Wisconsin Alumni Research Foundation


Electrode Array for Radiofrequency Tissue Ablation
WARF: P03367US

Inventors: Dieter Haemmerich, David Mahvi, John Webster, David Schutt

The Wisconsin Alumni Research Foundation (WARF) is seeking commercial partners interested in developing a faster method of bipolar RF ablation that uses an electrode array to heat tissue between electrodes.
The liver is a common site for both primary and metastasizing cancer. Surgical resection, the preferred treatment for liver cancer, is a time consuming procedure during which the surgeon must cut through tissue while avoiding or closing large blood vessels. Blood loss during resection can increase the chance of post-operative complications and decrease patient survival rates.

One method of reducing blood loss is radiofrequency (RF) ablation, which involves passing an electrical current from a probe inserted into the tissue to a ground pad situated on the patient’s skin. The electric current coagulates tissue near the probe with heat, sealing it against blood flow.
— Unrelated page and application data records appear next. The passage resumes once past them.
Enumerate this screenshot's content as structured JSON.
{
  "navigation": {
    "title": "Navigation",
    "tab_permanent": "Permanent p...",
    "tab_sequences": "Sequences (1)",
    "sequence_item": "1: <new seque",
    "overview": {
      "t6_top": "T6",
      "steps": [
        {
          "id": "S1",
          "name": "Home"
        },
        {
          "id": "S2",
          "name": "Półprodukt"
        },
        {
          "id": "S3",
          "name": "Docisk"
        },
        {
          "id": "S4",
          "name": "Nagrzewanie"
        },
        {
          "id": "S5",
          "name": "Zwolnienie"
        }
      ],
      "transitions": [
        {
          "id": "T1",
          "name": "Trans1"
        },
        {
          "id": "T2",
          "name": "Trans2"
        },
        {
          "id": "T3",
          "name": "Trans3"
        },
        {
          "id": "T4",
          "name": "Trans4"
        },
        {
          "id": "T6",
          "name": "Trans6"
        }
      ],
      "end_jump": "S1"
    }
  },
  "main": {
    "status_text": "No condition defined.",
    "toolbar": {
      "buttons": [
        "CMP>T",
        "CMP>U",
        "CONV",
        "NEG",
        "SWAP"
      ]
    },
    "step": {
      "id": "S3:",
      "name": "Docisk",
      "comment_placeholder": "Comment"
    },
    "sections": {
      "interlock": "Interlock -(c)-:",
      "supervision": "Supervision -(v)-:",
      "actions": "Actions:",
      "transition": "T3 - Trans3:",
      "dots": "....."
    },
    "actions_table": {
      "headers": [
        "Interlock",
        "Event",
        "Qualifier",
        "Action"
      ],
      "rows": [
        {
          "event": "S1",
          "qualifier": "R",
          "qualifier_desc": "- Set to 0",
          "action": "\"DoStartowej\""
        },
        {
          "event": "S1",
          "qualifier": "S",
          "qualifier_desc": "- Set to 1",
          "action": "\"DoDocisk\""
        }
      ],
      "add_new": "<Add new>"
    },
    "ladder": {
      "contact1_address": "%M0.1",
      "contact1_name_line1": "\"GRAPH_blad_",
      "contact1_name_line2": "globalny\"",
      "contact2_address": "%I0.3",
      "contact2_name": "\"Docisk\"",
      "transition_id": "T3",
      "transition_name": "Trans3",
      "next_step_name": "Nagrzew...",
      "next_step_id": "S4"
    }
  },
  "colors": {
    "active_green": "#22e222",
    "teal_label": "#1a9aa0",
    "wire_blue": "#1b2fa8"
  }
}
RF ablation originally involved inserting, removing and reapplying a single mono-polar probe at many locations along a tissue slice, a process that generally took too long for clinical practice.
The Invention
UW-Madison researchers have developed a faster method of bipolar RF ablation that uses an electrode array to heat tissue between electrodes. The electrodes are inserted into the tissue along a resection cut line. To heat the tissue, RF energy is applied in bipolar mode between pairs of probes set in a comb-like configuration. Power is switched between pairs of electrodes in half-second intervals, allowing all probes to heat the tissue, but avoiding increased impedance, which compromises effective heating.
  • Thermal coagulation of tissue during surgery to minimize blood loss
Key Benefits
  • More rapidly ablates areas of tissue than previous methods
  • Allows a surgeon to thermally coagulate tissue, rather than having to close tissue surgically, saving time and preventing blood loss
  • Coagulates vessels up to five mm in diameter; in contrast, mono-polar probes can only coagulate vessels up to three mm
  • No ground pads are necessary, eliminating risk of skin burns below the pads.
  • May be used on any solid organ, including the liver, kidney, spleen, or brain
  • Heat is concentrated between electrodes, allowing ablation of thin slices of tissue.
  • Ablation region can have a variety of shapes.
  • Electrodes may be inserted separately to mold to the organ’s shape or rapidly inserted in unison.
  • Feedback control and localized application of power result in uniform ablation despite varying tissue characteristics.
Additional Information
For More Information About the Inventors
Tech Fields
For current licensing status, please contact Jeanine Burmania at [javascript protected email address] or 608-960-9846